Each line of the records has to be copied exactly, though the pictures must be left out.

────────────────────

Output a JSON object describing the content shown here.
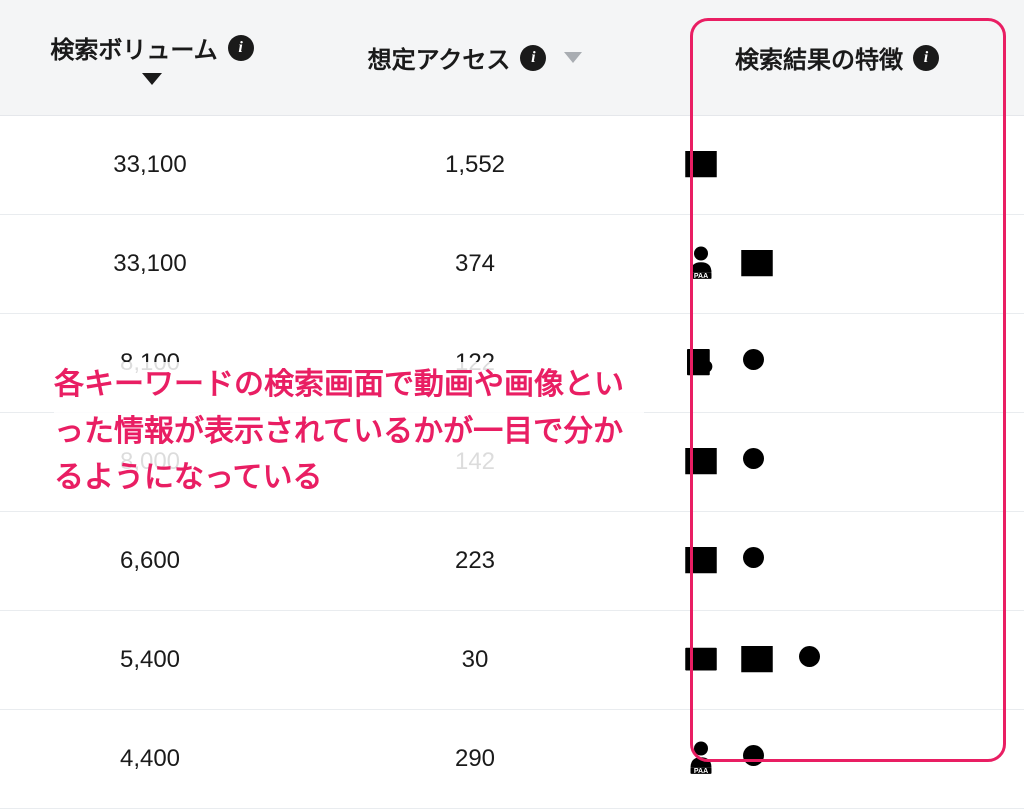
{
  "headers": {
    "volume": "検索ボリューム",
    "access": "想定アクセス",
    "features": "検索結果の特徴"
  },
  "info_glyph": "i",
  "rows": [
    {
      "volume": "33,100",
      "access": "1,552",
      "features": [
        "image"
      ]
    },
    {
      "volume": "33,100",
      "access": "374",
      "features": [
        "paa",
        "image"
      ]
    },
    {
      "volume": "8,100",
      "access": "122",
      "features": [
        "doc-search",
        "magnify"
      ]
    },
    {
      "volume": "8,000",
      "access": "142",
      "features": [
        "image",
        "magnify"
      ]
    },
    {
      "volume": "6,600",
      "access": "223",
      "features": [
        "image",
        "magnify"
      ]
    },
    {
      "volume": "5,400",
      "access": "30",
      "features": [
        "video",
        "image",
        "magnify"
      ]
    },
    {
      "volume": "4,400",
      "access": "290",
      "features": [
        "paa",
        "magnify"
      ]
    }
  ],
  "annotation_text": "各キーワードの検索画面で動画や画像といった情報が表示されているかが一目で分かるようになっている"
}
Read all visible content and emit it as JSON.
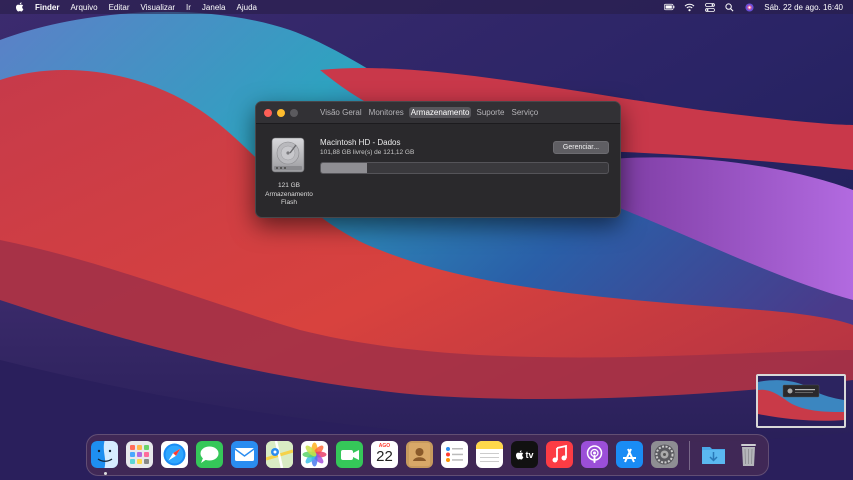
{
  "menubar": {
    "apple_icon": "apple-logo-icon",
    "app_name": "Finder",
    "menus": [
      "Arquivo",
      "Editar",
      "Visualizar",
      "Ir",
      "Janela",
      "Ajuda"
    ],
    "status_icons": [
      "battery-icon",
      "wifi-icon",
      "control-center-icon",
      "search-icon",
      "siri-icon"
    ],
    "datetime": "Sáb. 22 de ago.  16:40"
  },
  "window": {
    "tabs": [
      {
        "label": "Visão Geral",
        "active": false
      },
      {
        "label": "Monitores",
        "active": false
      },
      {
        "label": "Armazenamento",
        "active": true
      },
      {
        "label": "Suporte",
        "active": false
      },
      {
        "label": "Serviço",
        "active": false
      }
    ],
    "drive": {
      "capacity": "121 GB",
      "type": "Armazenamento Flash",
      "icon": "hard-drive-icon"
    },
    "volume_name": "Macintosh HD - Dados",
    "volume_free": "101,88 GB livre(s) de 121,12 GB",
    "manage_label": "Gerenciar...",
    "used_fraction": 0.159
  },
  "dock": {
    "items": [
      {
        "name": "finder",
        "icon": "finder-icon",
        "running": true
      },
      {
        "name": "launchpad",
        "icon": "launchpad-icon"
      },
      {
        "name": "safari",
        "icon": "safari-icon"
      },
      {
        "name": "messages",
        "icon": "messages-icon"
      },
      {
        "name": "mail",
        "icon": "mail-icon"
      },
      {
        "name": "maps",
        "icon": "maps-icon"
      },
      {
        "name": "photos",
        "icon": "photos-icon"
      },
      {
        "name": "facetime",
        "icon": "facetime-icon"
      },
      {
        "name": "calendar",
        "icon": "calendar-icon",
        "month": "AGO",
        "day": "22"
      },
      {
        "name": "contacts",
        "icon": "contacts-icon"
      },
      {
        "name": "reminders",
        "icon": "reminders-icon"
      },
      {
        "name": "notes",
        "icon": "notes-icon"
      },
      {
        "name": "apple-tv",
        "icon": "apple-tv-icon",
        "label": "tv"
      },
      {
        "name": "music",
        "icon": "music-icon"
      },
      {
        "name": "podcasts",
        "icon": "podcasts-icon"
      },
      {
        "name": "app-store",
        "icon": "app-store-icon"
      },
      {
        "name": "system-preferences",
        "icon": "system-preferences-icon"
      },
      {
        "name": "downloads",
        "icon": "downloads-folder-icon"
      },
      {
        "name": "trash",
        "icon": "trash-icon"
      }
    ]
  },
  "colors": {
    "accent_tab": "#58575c",
    "close": "#fe5f57",
    "minimize": "#febc2e"
  }
}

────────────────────

**RESULT FOR THIS TASK:**
Output a JSON object describing the content shown here.
{
  "headers": {
    "volume": "検索ボリューム",
    "access": "想定アクセス",
    "features": "検索結果の特徴"
  },
  "info_glyph": "i",
  "rows": [
    {
      "volume": "33,100",
      "access": "1,552",
      "features": [
        "image"
      ]
    },
    {
      "volume": "33,100",
      "access": "374",
      "features": [
        "paa",
        "image"
      ]
    },
    {
      "volume": "8,100",
      "access": "122",
      "features": [
        "doc-search",
        "magnify"
      ]
    },
    {
      "volume": "8,000",
      "access": "142",
      "features": [
        "image",
        "magnify"
      ]
    },
    {
      "volume": "6,600",
      "access": "223",
      "features": [
        "image",
        "magnify"
      ]
    },
    {
      "volume": "5,400",
      "access": "30",
      "features": [
        "video",
        "image",
        "magnify"
      ]
    },
    {
      "volume": "4,400",
      "access": "290",
      "features": [
        "paa",
        "magnify"
      ]
    }
  ],
  "annotation_text": "各キーワードの検索画面で動画や画像といった情報が表示されているかが一目で分かるようになっている"
}
Read all visible content and emit it as JSON.
{
  "menubar": {
    "apple_icon": "apple-logo-icon",
    "app_name": "Finder",
    "menus": [
      "Arquivo",
      "Editar",
      "Visualizar",
      "Ir",
      "Janela",
      "Ajuda"
    ],
    "status_icons": [
      "battery-icon",
      "wifi-icon",
      "control-center-icon",
      "search-icon",
      "siri-icon"
    ],
    "datetime": "Sáb. 22 de ago.  16:40"
  },
  "window": {
    "tabs": [
      {
        "label": "Visão Geral",
        "active": false
      },
      {
        "label": "Monitores",
        "active": false
      },
      {
        "label": "Armazenamento",
        "active": true
      },
      {
        "label": "Suporte",
        "active": false
      },
      {
        "label": "Serviço",
        "active": false
      }
    ],
    "drive": {
      "capacity": "121 GB",
      "type": "Armazenamento Flash",
      "icon": "hard-drive-icon"
    },
    "volume_name": "Macintosh HD - Dados",
    "volume_free": "101,88 GB livre(s) de 121,12 GB",
    "manage_label": "Gerenciar...",
    "used_fraction": 0.159
  },
  "dock": {
    "items": [
      {
        "name": "finder",
        "icon": "finder-icon",
        "running": true
      },
      {
        "name": "launchpad",
        "icon": "launchpad-icon"
      },
      {
        "name": "safari",
        "icon": "safari-icon"
      },
      {
        "name": "messages",
        "icon": "messages-icon"
      },
      {
        "name": "mail",
        "icon": "mail-icon"
      },
      {
        "name": "maps",
        "icon": "maps-icon"
      },
      {
        "name": "photos",
        "icon": "photos-icon"
      },
      {
        "name": "facetime",
        "icon": "facetime-icon"
      },
      {
        "name": "calendar",
        "icon": "calendar-icon",
        "month": "AGO",
        "day": "22"
      },
      {
        "name": "contacts",
        "icon": "contacts-icon"
      },
      {
        "name": "reminders",
        "icon": "reminders-icon"
      },
      {
        "name": "notes",
        "icon": "notes-icon"
      },
      {
        "name": "apple-tv",
        "icon": "apple-tv-icon",
        "label": "tv"
      },
      {
        "name": "music",
        "icon": "music-icon"
      },
      {
        "name": "podcasts",
        "icon": "podcasts-icon"
      },
      {
        "name": "app-store",
        "icon": "app-store-icon"
      },
      {
        "name": "system-preferences",
        "icon": "system-preferences-icon"
      },
      {
        "name": "downloads",
        "icon": "downloads-folder-icon"
      },
      {
        "name": "trash",
        "icon": "trash-icon"
      }
    ]
  },
  "colors": {
    "accent_tab": "#58575c",
    "close": "#fe5f57",
    "minimize": "#febc2e"
  }
}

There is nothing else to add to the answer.